## WORK TO BE COMPLETED
Where a line of the data below has the string "image", copy that line.

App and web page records
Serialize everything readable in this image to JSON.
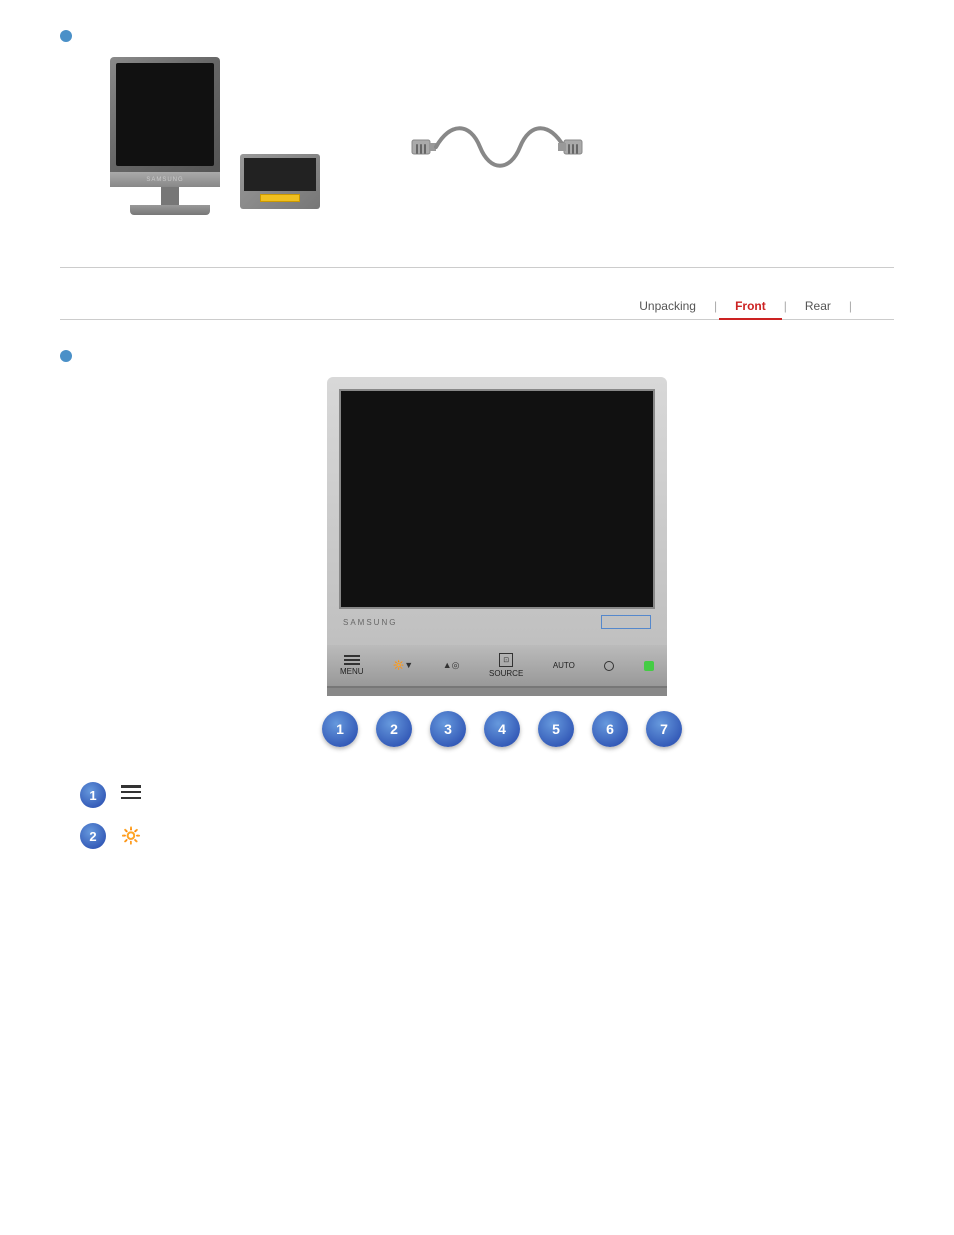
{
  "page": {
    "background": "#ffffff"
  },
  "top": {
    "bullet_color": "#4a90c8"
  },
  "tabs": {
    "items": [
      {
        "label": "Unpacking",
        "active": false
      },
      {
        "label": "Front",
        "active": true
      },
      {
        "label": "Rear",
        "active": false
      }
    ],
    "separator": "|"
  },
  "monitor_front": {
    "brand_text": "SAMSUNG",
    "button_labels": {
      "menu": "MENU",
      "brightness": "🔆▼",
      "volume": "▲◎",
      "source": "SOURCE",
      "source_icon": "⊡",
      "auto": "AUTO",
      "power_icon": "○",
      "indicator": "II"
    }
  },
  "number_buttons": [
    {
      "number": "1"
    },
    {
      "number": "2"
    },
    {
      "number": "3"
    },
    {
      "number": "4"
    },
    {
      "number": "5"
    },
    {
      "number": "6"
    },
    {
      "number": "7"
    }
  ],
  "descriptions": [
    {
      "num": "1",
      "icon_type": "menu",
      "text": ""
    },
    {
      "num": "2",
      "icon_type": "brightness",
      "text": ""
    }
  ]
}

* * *

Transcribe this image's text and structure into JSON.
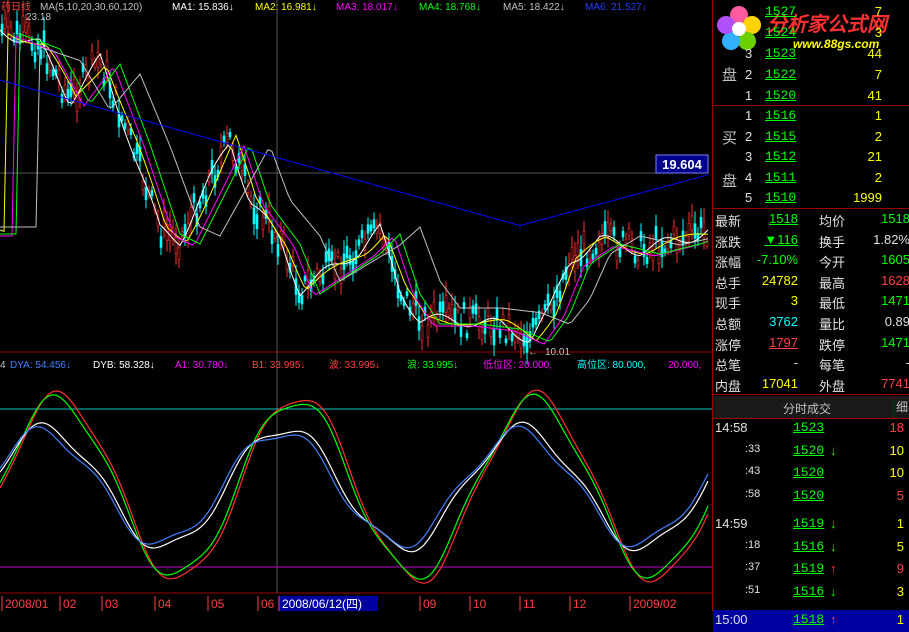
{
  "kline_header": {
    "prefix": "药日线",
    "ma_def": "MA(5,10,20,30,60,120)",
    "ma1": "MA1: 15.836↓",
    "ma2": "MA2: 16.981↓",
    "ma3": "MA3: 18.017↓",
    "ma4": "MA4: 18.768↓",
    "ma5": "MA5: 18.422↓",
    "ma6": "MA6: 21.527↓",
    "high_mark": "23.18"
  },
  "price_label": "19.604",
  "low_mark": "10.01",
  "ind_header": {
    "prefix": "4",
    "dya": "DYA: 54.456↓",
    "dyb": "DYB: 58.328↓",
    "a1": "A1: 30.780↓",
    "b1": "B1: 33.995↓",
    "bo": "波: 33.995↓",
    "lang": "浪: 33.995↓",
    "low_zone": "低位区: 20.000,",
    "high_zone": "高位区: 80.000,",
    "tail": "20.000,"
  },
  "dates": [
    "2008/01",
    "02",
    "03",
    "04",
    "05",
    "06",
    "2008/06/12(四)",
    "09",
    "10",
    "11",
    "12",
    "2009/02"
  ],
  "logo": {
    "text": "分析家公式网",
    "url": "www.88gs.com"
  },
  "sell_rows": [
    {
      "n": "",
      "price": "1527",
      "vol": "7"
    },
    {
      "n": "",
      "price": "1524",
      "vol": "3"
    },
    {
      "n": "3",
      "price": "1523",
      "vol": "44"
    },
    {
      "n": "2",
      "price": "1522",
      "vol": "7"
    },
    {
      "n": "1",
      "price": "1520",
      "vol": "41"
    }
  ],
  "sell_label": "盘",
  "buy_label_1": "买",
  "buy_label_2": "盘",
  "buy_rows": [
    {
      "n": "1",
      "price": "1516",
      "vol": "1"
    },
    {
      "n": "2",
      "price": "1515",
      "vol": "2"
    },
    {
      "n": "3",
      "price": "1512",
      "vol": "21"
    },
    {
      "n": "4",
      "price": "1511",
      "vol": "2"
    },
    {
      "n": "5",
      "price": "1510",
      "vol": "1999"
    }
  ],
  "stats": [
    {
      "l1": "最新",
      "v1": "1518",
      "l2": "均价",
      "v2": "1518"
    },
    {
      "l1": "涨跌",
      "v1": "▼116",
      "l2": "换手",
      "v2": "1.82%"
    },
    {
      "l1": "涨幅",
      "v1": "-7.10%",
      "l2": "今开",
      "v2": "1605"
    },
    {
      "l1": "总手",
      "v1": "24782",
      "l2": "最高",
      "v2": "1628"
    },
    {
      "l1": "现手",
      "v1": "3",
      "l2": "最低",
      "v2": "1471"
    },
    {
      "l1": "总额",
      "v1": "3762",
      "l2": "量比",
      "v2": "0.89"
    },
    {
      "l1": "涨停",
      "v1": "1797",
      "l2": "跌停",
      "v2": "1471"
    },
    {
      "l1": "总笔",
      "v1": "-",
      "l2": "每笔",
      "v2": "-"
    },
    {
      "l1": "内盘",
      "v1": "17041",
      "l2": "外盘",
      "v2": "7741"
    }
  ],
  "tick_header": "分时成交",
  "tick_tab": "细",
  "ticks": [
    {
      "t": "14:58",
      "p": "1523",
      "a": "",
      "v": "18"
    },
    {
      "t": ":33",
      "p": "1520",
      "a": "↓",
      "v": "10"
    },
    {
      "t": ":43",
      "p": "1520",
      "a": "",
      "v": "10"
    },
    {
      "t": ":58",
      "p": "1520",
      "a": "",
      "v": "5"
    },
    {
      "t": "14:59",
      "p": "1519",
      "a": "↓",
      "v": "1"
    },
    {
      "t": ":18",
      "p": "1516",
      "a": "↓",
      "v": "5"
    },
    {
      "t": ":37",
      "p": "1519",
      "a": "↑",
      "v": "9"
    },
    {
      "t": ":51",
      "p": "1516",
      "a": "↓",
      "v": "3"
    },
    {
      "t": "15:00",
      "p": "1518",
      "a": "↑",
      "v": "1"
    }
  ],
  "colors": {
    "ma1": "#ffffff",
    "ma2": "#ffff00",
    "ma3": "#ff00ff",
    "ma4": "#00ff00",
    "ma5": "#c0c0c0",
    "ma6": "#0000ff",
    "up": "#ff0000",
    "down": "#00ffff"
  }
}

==

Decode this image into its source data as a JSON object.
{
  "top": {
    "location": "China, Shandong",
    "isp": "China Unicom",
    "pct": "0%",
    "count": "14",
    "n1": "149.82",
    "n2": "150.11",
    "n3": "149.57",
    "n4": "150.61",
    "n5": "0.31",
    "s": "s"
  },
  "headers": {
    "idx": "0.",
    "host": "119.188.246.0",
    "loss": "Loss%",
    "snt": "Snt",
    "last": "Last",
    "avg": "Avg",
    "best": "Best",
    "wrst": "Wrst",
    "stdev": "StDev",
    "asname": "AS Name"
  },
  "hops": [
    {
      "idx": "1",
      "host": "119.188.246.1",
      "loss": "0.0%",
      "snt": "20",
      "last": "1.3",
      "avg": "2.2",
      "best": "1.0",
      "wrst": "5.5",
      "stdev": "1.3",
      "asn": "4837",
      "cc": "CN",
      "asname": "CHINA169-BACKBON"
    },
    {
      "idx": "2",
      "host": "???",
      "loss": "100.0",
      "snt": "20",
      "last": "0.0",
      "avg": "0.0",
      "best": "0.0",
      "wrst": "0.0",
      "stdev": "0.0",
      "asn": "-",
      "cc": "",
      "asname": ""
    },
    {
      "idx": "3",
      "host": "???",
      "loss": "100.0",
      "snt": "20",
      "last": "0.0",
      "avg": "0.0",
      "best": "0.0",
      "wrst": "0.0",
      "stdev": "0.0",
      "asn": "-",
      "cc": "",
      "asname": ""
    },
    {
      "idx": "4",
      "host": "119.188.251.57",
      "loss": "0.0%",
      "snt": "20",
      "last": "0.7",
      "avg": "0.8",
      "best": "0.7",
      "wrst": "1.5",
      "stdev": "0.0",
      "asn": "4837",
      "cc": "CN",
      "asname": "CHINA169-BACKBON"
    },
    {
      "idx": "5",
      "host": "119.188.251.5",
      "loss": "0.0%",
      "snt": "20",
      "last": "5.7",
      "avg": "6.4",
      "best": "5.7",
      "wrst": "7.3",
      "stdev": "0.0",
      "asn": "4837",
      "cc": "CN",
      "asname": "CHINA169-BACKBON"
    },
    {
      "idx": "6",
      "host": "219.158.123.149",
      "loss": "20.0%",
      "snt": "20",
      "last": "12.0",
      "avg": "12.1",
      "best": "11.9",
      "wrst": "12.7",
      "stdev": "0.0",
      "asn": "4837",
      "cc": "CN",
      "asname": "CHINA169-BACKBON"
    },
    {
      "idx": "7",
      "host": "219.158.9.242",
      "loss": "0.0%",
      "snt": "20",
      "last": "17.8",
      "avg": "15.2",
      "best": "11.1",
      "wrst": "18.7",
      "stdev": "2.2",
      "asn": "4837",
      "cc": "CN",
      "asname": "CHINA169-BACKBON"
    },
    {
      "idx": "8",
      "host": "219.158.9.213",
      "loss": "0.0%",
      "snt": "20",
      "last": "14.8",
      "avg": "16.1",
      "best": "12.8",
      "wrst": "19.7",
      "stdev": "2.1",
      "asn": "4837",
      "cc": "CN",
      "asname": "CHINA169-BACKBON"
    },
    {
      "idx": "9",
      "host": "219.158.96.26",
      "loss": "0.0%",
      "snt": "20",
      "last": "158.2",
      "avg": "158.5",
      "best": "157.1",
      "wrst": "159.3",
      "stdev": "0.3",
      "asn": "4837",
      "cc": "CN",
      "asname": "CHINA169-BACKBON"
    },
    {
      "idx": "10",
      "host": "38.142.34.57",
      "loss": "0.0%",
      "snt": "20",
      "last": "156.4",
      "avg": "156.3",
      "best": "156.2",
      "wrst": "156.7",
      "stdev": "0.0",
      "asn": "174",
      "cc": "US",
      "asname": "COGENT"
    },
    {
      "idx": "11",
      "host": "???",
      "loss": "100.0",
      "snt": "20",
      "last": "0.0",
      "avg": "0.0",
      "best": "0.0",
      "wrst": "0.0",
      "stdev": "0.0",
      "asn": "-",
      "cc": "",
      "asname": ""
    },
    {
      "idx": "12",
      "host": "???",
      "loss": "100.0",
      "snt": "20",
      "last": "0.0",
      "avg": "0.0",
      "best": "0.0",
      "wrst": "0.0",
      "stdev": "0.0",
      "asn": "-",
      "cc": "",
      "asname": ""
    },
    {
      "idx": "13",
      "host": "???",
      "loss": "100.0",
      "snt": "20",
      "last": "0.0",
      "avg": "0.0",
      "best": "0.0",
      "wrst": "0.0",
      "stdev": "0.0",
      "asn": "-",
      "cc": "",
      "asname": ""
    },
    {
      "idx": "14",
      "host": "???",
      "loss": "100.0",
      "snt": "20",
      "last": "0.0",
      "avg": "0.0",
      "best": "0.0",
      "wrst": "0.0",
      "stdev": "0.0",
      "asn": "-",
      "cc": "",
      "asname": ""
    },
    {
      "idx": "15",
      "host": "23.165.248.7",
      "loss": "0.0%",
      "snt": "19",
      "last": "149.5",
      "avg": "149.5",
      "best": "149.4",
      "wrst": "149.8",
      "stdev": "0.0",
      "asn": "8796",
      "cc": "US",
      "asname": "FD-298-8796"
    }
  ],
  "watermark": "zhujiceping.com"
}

## ANSWER TO THIS EXERCISE
Serialize everything readable in this image to JSON.
Transcribe this image's text and structure into JSON.
Decode this image into its source data as a JSON object.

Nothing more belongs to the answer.